A Background on the History and Basic Rules of Field Hockey

Field Hockey Players bonding at Revolution Field Hockey Camp

You love playing field hockey, but do you know where and how the sport you dedicate all this time to originated? If not, then you’re in luck, because we’re here to help.

Forms of the sport can be traced back to as far as the ancient times in Egypt, Persia, and Greece, but field hockey as we know it today was developed a little later than that. It was still a long time ago, though – the late 19th century in the British Isles. You can thank Constance M.K. Applebee for bringing field hockey over to the United States of America, which she did in 1901.

The rest, as they say, is history. Applebee spread knowledge of the game to colleges like Bryn Mawr, Holyoke, Wellesley, Vassar, and Radcliffe, and her influence helped the sport grow from there within schools, colleges, and clubs alike. The United States Field Hockey Association was established as the national governing body in 1922, which was specifically for women. For men who played field hockey, they didn’t get a national governing body until 1930, which was called the Field Hockey Association of America.

These two associations didn’t merge until 1993, when they turned into the USFHA, the official field hockey organization that’s recognized by the Olympic Committee.

With regard to the field itself, players will spend time on one that is 100 yards long and 60 yards wide. If you’ve ever played field hockey on synthetic turf, you’re well aware of the difference in how the ball travels from player to player. However, playing on real grass is the most common route for most high schools in the United States.

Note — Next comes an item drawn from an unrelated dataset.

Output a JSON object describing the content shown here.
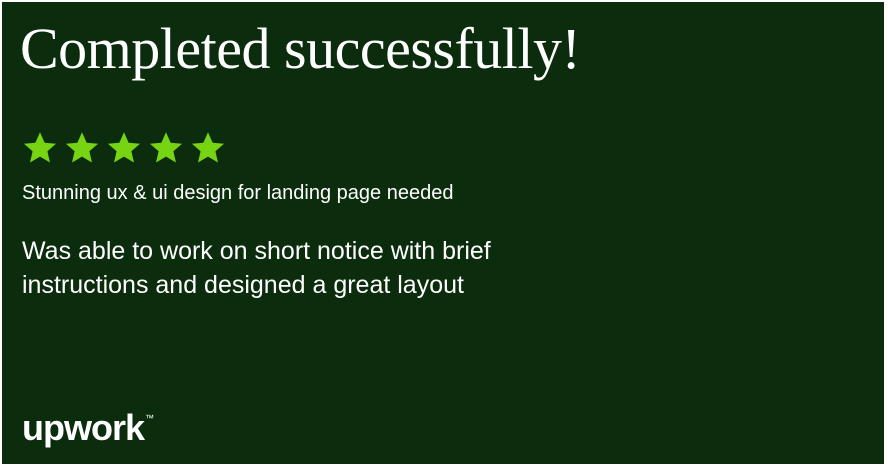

High school field hockey consists of two separate 30-minute halves, with each team allowed to call two time-outs.

After every goal, play is re-started by a pass from the center of the field, which can be done in any fashion. In order to score a goal, the ball must be touched by an attacking team’s stick inside the shooting circle of their opponent, which is a semi-circle that extends from each goal line.

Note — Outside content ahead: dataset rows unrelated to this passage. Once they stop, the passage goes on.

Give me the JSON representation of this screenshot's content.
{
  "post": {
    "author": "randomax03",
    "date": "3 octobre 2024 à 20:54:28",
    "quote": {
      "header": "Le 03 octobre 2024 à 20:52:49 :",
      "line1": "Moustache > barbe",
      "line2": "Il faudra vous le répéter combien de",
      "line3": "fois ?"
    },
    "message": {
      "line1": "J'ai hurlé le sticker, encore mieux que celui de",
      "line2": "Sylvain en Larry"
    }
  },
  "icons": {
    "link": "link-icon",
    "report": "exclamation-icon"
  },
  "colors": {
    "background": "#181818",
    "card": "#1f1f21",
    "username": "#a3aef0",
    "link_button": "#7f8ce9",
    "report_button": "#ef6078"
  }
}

There are a number of skills and terms you’ll hear thrown around during a game of field hockey. Here are a few to keep in mind:

  • Dribble: This happens when a player is controlling the ball while moving and alternating the ball from each side of their body to keep it away from defenders.
  • Hit: Any contact that is made by using a swinging motion, which typically happens for long passes or shots on goal.
  • Scoop: Lifting a stopped or slower-moving ball off the ground by putting the head of one’s stick under the ball and shoving it forward.
  • Tackling: This is a player’s attempt to steal the ball away from an opponent by using their stick.

If you’re interested in learning more terms used within the sport of field hockey, be sure to check out this link. We’d love to help you get more acquainted with the sport at one of our Revolution Field Hockey Camps – hope to see you there!